▶ _PROBLEM TO WORK ON_
Every record must appear in the response exactly as given.

App and web page records
+ + +

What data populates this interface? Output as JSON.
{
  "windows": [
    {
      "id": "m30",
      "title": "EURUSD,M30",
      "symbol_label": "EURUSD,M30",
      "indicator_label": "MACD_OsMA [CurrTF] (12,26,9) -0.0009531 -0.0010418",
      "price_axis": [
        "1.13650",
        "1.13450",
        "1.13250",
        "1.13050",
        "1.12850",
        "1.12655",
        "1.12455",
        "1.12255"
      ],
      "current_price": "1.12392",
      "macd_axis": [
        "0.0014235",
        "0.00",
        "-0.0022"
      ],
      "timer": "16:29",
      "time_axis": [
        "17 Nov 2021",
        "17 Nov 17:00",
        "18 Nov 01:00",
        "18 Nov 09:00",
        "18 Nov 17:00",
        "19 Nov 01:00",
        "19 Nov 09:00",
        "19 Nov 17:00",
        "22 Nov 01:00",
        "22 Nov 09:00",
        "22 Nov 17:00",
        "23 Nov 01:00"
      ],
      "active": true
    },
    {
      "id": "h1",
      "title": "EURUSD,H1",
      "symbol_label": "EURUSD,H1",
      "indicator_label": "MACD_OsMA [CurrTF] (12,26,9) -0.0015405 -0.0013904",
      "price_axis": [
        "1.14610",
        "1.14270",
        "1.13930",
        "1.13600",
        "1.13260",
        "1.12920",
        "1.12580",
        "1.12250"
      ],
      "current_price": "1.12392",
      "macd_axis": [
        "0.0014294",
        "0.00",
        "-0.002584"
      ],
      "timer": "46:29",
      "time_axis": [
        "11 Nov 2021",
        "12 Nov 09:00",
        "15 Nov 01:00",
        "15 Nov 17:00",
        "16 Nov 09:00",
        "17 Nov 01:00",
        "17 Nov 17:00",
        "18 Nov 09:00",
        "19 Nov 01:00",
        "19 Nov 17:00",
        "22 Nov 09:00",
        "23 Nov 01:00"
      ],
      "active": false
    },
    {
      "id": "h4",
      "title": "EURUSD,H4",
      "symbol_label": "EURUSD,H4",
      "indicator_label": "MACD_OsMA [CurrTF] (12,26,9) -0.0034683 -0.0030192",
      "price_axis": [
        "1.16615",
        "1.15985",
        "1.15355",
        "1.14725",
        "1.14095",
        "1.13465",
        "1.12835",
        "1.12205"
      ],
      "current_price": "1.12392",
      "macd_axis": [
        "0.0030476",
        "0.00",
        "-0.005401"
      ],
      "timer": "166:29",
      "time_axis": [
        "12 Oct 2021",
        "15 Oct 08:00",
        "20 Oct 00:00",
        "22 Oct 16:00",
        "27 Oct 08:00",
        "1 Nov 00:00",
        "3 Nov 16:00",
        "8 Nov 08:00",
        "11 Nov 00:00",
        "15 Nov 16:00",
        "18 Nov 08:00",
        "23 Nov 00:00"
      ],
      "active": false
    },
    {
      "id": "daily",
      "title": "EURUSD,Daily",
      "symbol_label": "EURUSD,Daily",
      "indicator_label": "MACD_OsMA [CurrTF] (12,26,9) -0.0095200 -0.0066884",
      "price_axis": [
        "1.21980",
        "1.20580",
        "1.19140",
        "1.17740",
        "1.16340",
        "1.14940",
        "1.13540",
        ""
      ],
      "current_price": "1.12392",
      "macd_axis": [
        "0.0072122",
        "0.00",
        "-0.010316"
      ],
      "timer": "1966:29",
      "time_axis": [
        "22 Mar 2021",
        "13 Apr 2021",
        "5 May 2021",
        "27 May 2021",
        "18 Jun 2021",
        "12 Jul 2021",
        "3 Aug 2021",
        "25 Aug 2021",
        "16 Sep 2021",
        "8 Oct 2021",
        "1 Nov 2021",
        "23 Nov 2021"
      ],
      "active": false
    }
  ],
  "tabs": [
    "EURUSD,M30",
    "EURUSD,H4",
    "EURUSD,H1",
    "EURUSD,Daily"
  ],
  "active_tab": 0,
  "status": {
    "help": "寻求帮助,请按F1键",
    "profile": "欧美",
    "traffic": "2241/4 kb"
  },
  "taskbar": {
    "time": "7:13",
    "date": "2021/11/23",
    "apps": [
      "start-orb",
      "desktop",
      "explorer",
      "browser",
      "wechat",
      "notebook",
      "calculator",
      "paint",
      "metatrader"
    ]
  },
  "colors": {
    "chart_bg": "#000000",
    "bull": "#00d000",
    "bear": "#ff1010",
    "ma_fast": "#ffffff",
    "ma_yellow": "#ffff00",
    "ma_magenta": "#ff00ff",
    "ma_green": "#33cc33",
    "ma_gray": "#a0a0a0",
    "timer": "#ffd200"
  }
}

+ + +

▶ _RESULT OF THIS EXERCISE_
What data populates this interface? Output as JSON.
{
  "windows": [
    {
      "id": "m30",
      "title": "EURUSD,M30",
      "symbol_label": "EURUSD,M30",
      "indicator_label": "MACD_OsMA [CurrTF] (12,26,9) -0.0009531 -0.0010418",
      "price_axis": [
        "1.13650",
        "1.13450",
        "1.13250",
        "1.13050",
        "1.12850",
        "1.12655",
        "1.12455",
        "1.12255"
      ],
      "current_price": "1.12392",
      "macd_axis": [
        "0.0014235",
        "0.00",
        "-0.0022"
      ],
      "timer": "16:29",
      "time_axis": [
        "17 Nov 2021",
        "17 Nov 17:00",
        "18 Nov 01:00",
        "18 Nov 09:00",
        "18 Nov 17:00",
        "19 Nov 01:00",
        "19 Nov 09:00",
        "19 Nov 17:00",
        "22 Nov 01:00",
        "22 Nov 09:00",
        "22 Nov 17:00",
        "23 Nov 01:00"
      ],
      "active": true
    },
    {
      "id": "h1",
      "title": "EURUSD,H1",
      "symbol_label": "EURUSD,H1",
      "indicator_label": "MACD_OsMA [CurrTF] (12,26,9) -0.0015405 -0.0013904",
      "price_axis": [
        "1.14610",
        "1.14270",
        "1.13930",
        "1.13600",
        "1.13260",
        "1.12920",
        "1.12580",
        "1.12250"
      ],
      "current_price": "1.12392",
      "macd_axis": [
        "0.0014294",
        "0.00",
        "-0.002584"
      ],
      "timer": "46:29",
      "time_axis": [
        "11 Nov 2021",
        "12 Nov 09:00",
        "15 Nov 01:00",
        "15 Nov 17:00",
        "16 Nov 09:00",
        "17 Nov 01:00",
        "17 Nov 17:00",
        "18 Nov 09:00",
        "19 Nov 01:00",
        "19 Nov 17:00",
        "22 Nov 09:00",
        "23 Nov 01:00"
      ],
      "active": false
    },
    {
      "id": "h4",
      "title": "EURUSD,H4",
      "symbol_label": "EURUSD,H4",
      "indicator_label": "MACD_OsMA [CurrTF] (12,26,9) -0.0034683 -0.0030192",
      "price_axis": [
        "1.16615",
        "1.15985",
        "1.15355",
        "1.14725",
        "1.14095",
        "1.13465",
        "1.12835",
        "1.12205"
      ],
      "current_price": "1.12392",
      "macd_axis": [
        "0.0030476",
        "0.00",
        "-0.005401"
      ],
      "timer": "166:29",
      "time_axis": [
        "12 Oct 2021",
        "15 Oct 08:00",
        "20 Oct 00:00",
        "22 Oct 16:00",
        "27 Oct 08:00",
        "1 Nov 00:00",
        "3 Nov 16:00",
        "8 Nov 08:00",
        "11 Nov 00:00",
        "15 Nov 16:00",
        "18 Nov 08:00",
        "23 Nov 00:00"
      ],
      "active": false
    },
    {
      "id": "daily",
      "title": "EURUSD,Daily",
      "symbol_label": "EURUSD,Daily",
      "indicator_label": "MACD_OsMA [CurrTF] (12,26,9) -0.0095200 -0.0066884",
      "price_axis": [
        "1.21980",
        "1.20580",
        "1.19140",
        "1.17740",
        "1.16340",
        "1.14940",
        "1.13540",
        ""
      ],
      "current_price": "1.12392",
      "macd_axis": [
        "0.0072122",
        "0.00",
        "-0.010316"
      ],
      "timer": "1966:29",
      "time_axis": [
        "22 Mar 2021",
        "13 Apr 2021",
        "5 May 2021",
        "27 May 2021",
        "18 Jun 2021",
        "12 Jul 2021",
        "3 Aug 2021",
        "25 Aug 2021",
        "16 Sep 2021",
        "8 Oct 2021",
        "1 Nov 2021",
        "23 Nov 2021"
      ],
      "active": false
    }
  ],
  "tabs": [
    "EURUSD,M30",
    "EURUSD,H4",
    "EURUSD,H1",
    "EURUSD,Daily"
  ],
  "active_tab": 0,
  "status": {
    "help": "寻求帮助,请按F1键",
    "profile": "欧美",
    "traffic": "2241/4 kb"
  },
  "taskbar": {
    "time": "7:13",
    "date": "2021/11/23",
    "apps": [
      "start-orb",
      "desktop",
      "explorer",
      "browser",
      "wechat",
      "notebook",
      "calculator",
      "paint",
      "metatrader"
    ]
  },
  "colors": {
    "chart_bg": "#000000",
    "bull": "#00d000",
    "bear": "#ff1010",
    "ma_fast": "#ffffff",
    "ma_yellow": "#ffff00",
    "ma_magenta": "#ff00ff",
    "ma_green": "#33cc33",
    "ma_gray": "#a0a0a0",
    "timer": "#ffd200"
  }
}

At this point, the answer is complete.